Brandon Austin 6 – it wasn’t easy for him with a wet ball, and he did let a few squirm away from him. Overall he did pretty well.
Tariq Hinds 6 – couple of nice bursts forward, but he’s nowhere near as dynamic as, say, Kyle Walker-Peters. At this point, that’s probably a harsh comparison, as we were spoilt with KWP!
TJ Eyoma 6 – a laergely solid performance with a few blips.
Jonathan Dinzeyi 7 – made a lot of impressive recovery challenges and interceptions.
Jaden Brown 5 – struggled a bit and seemed to be targeted by Reading. Brown is an England player and is someone who I know people rave about — I seem to always catch his less impressive days.
Oliver Skipp 7 – Skipp is a great young player and whilst he didn’t quite find his passing range, he had a decent debut and I am excited to see more of him.
George Marsh 7 – tenacious as ever, Marsh never shirks a challenge and is happy to take the ball in tight areas to get a teammate out of trouble.
Jack Roles 7 – Roles has a tough ask, because he’s often picking the ball up on the half-turn with teammates screaming at him for the ball from both sides of the pitch. Unlike some of of his teammates, who were giving him a bit of grief, I felt he generally made good decisions and used the ball well. I would say that I would want him to take on his shots earlier — he could do with watching someone like Sigurdsson, who is the master of the early shot.
Reo Griffiths 8 – a real threat; his pace and physicality cannot be denied, but his technical ability was impressive too. I really like the look of this kid! Think Michail Antonio.
Aramide Oteh 7 – a big presence for Spurs who didn’t give the Reading defence any peace. He sometimes lacked finesse in the final third, but he tries his heart out.
Keanan Bennetts 6 – some really good set pieces, but a bit disappointing in open play; he needs to learn when to release the ball.
Tashan Oakley-Boothe – a fairly quiet cameo in midfield.
Pablo Gonzalez-Velasco – was unlucky not to win a penalty, and showed decent acceleration. Keen to see more!
Dylan Duncan – didn’t see too much of the ball in his short spell on the pitch.
Two more pieces of news! Firstly, Nya Kirby is seemingly about to join Crystal Palace, and it seems that we are in turn looking at their striker, Francis Baptiste
And finally, on Wednesday we play our first UEFA Youth League match against Monaco at Hotspur Way. The team selection will be interesting — the full squad is here.
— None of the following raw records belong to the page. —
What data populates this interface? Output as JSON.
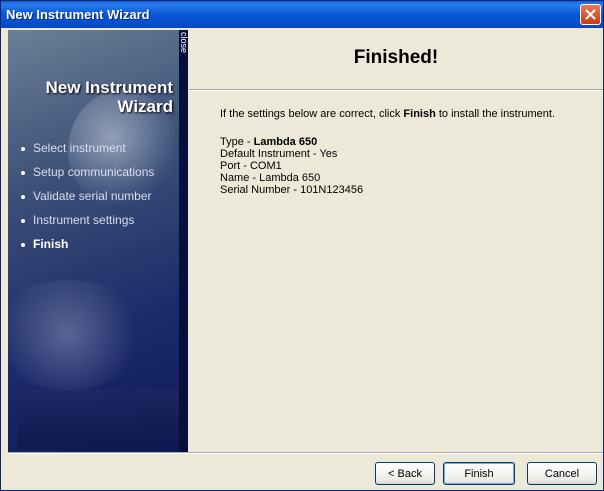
{
  "window": {
    "title": "New Instrument Wizard"
  },
  "sidebar": {
    "close_label": "close",
    "title_line1": "New Instrument",
    "title_line2": "Wizard",
    "steps": [
      {
        "label": "Select instrument",
        "active": false
      },
      {
        "label": "Setup communications",
        "active": false
      },
      {
        "label": "Validate serial number",
        "active": false
      },
      {
        "label": "Instrument settings",
        "active": false
      },
      {
        "label": "Finish",
        "active": true
      }
    ]
  },
  "content": {
    "heading": "Finished!",
    "instruction_pre": "If the settings below are correct, click ",
    "instruction_bold": "Finish",
    "instruction_post": " to install the instrument.",
    "details": {
      "type_label": "Type - ",
      "type_value": "Lambda 650",
      "default_instrument": "Default Instrument - Yes",
      "port": "Port - COM1",
      "name": "Name - Lambda 650",
      "serial_number": "Serial Number - 101N123456"
    }
  },
  "buttons": {
    "back": "< Back",
    "finish": "Finish",
    "cancel": "Cancel"
  },
  "icons": {
    "close": "close-x-icon"
  }
}
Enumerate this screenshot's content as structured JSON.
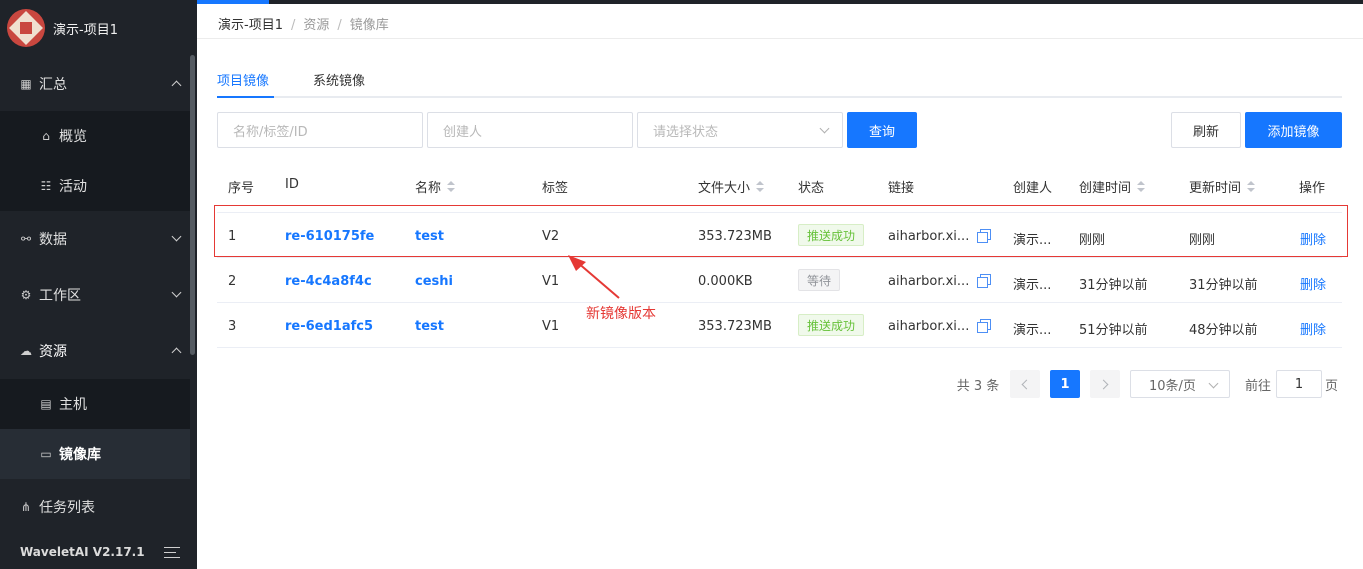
{
  "sidebar": {
    "app_name": "演示-项目1",
    "items": [
      {
        "label": "汇总",
        "icon": "grid-icon",
        "expanded": true
      },
      {
        "label": "概览",
        "icon": "home-icon"
      },
      {
        "label": "活动",
        "icon": "activity-icon"
      },
      {
        "label": "数据",
        "icon": "hierarchy-icon",
        "expanded": false
      },
      {
        "label": "工作区",
        "icon": "gear-icon",
        "expanded": false
      },
      {
        "label": "资源",
        "icon": "cloud-icon",
        "expanded": true
      },
      {
        "label": "主机",
        "icon": "server-icon"
      },
      {
        "label": "镜像库",
        "icon": "image-repo-icon",
        "active": true
      },
      {
        "label": "任务列表",
        "icon": "share-icon"
      }
    ],
    "version": "WaveletAI V2.17.1"
  },
  "breadcrumb": [
    "演示-项目1",
    "资源",
    "镜像库"
  ],
  "tabs": [
    {
      "label": "项目镜像",
      "active": true
    },
    {
      "label": "系统镜像",
      "active": false
    }
  ],
  "filters": {
    "name_placeholder": "名称/标签/ID",
    "creator_placeholder": "创建人",
    "status_placeholder": "请选择状态",
    "query_label": "查询",
    "refresh_label": "刷新",
    "add_label": "添加镜像"
  },
  "table": {
    "headers": [
      "序号",
      "ID",
      "名称",
      "标签",
      "文件大小",
      "状态",
      "链接",
      "创建人",
      "创建时间",
      "更新时间",
      "操作"
    ],
    "rows": [
      {
        "no": "1",
        "id": "re-610175fe",
        "name": "test",
        "tag": "V2",
        "size": "353.723MB",
        "status": "推送成功",
        "status_type": "success",
        "link": "aiharbor.xi...",
        "creator": "演示...",
        "created": "刚刚",
        "updated": "刚刚",
        "op": "删除"
      },
      {
        "no": "2",
        "id": "re-4c4a8f4c",
        "name": "ceshi",
        "tag": "V1",
        "size": "0.000KB",
        "status": "等待",
        "status_type": "waiting",
        "link": "aiharbor.xi...",
        "creator": "演示...",
        "created": "31分钟以前",
        "updated": "31分钟以前",
        "op": "删除"
      },
      {
        "no": "3",
        "id": "re-6ed1afc5",
        "name": "test",
        "tag": "V1",
        "size": "353.723MB",
        "status": "推送成功",
        "status_type": "success",
        "link": "aiharbor.xi...",
        "creator": "演示...",
        "created": "51分钟以前",
        "updated": "48分钟以前",
        "op": "删除"
      }
    ]
  },
  "annotation": "新镜像版本",
  "pagination": {
    "total": "共 3 条",
    "current": "1",
    "page_size": "10条/页",
    "goto_label": "前往",
    "goto_value": "1",
    "page_unit": "页"
  },
  "colors": {
    "primary": "#1677ff",
    "sidebar_bg": "#1f2329",
    "annotation": "#e53935",
    "success": "#67c23a"
  }
}
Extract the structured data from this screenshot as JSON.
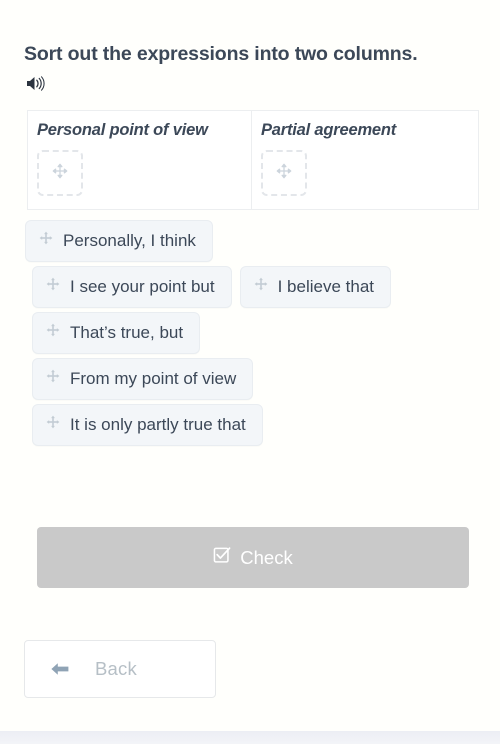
{
  "task": {
    "title": "Sort out the expressions into two columns.",
    "audio_icon": "speaker-icon"
  },
  "sorting_table": {
    "columns": [
      {
        "header": "Personal point of view",
        "drop_zone_icon": "move-icon",
        "items": []
      },
      {
        "header": "Partial agreement",
        "drop_zone_icon": "move-icon",
        "items": []
      }
    ]
  },
  "chips": [
    {
      "label": "Personally, I think",
      "icon": "move-icon"
    },
    {
      "label": "I see your point but",
      "icon": "move-icon"
    },
    {
      "label": "I believe that",
      "icon": "move-icon"
    },
    {
      "label": "That’s true, but",
      "icon": "move-icon"
    },
    {
      "label": "From my point of view",
      "icon": "move-icon"
    },
    {
      "label": "It is only partly true that",
      "icon": "move-icon"
    }
  ],
  "actions": {
    "check_label": "Check",
    "check_icon": "checkbox-checked-icon",
    "check_disabled": true,
    "back_label": "Back",
    "back_icon": "arrow-left-icon"
  },
  "colors": {
    "title_text": "#3c4858",
    "chip_bg": "#f3f6f9",
    "chip_border": "#e9edf1",
    "table_border": "#eceef0",
    "check_bg": "#c9c9c9",
    "back_text": "#b6bfc6",
    "back_arrow": "#8fa3b5",
    "move_icon": "#c3ccd4",
    "footer_band": "#eceef4"
  }
}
It is an Under-19 tournament with three overage players allowed.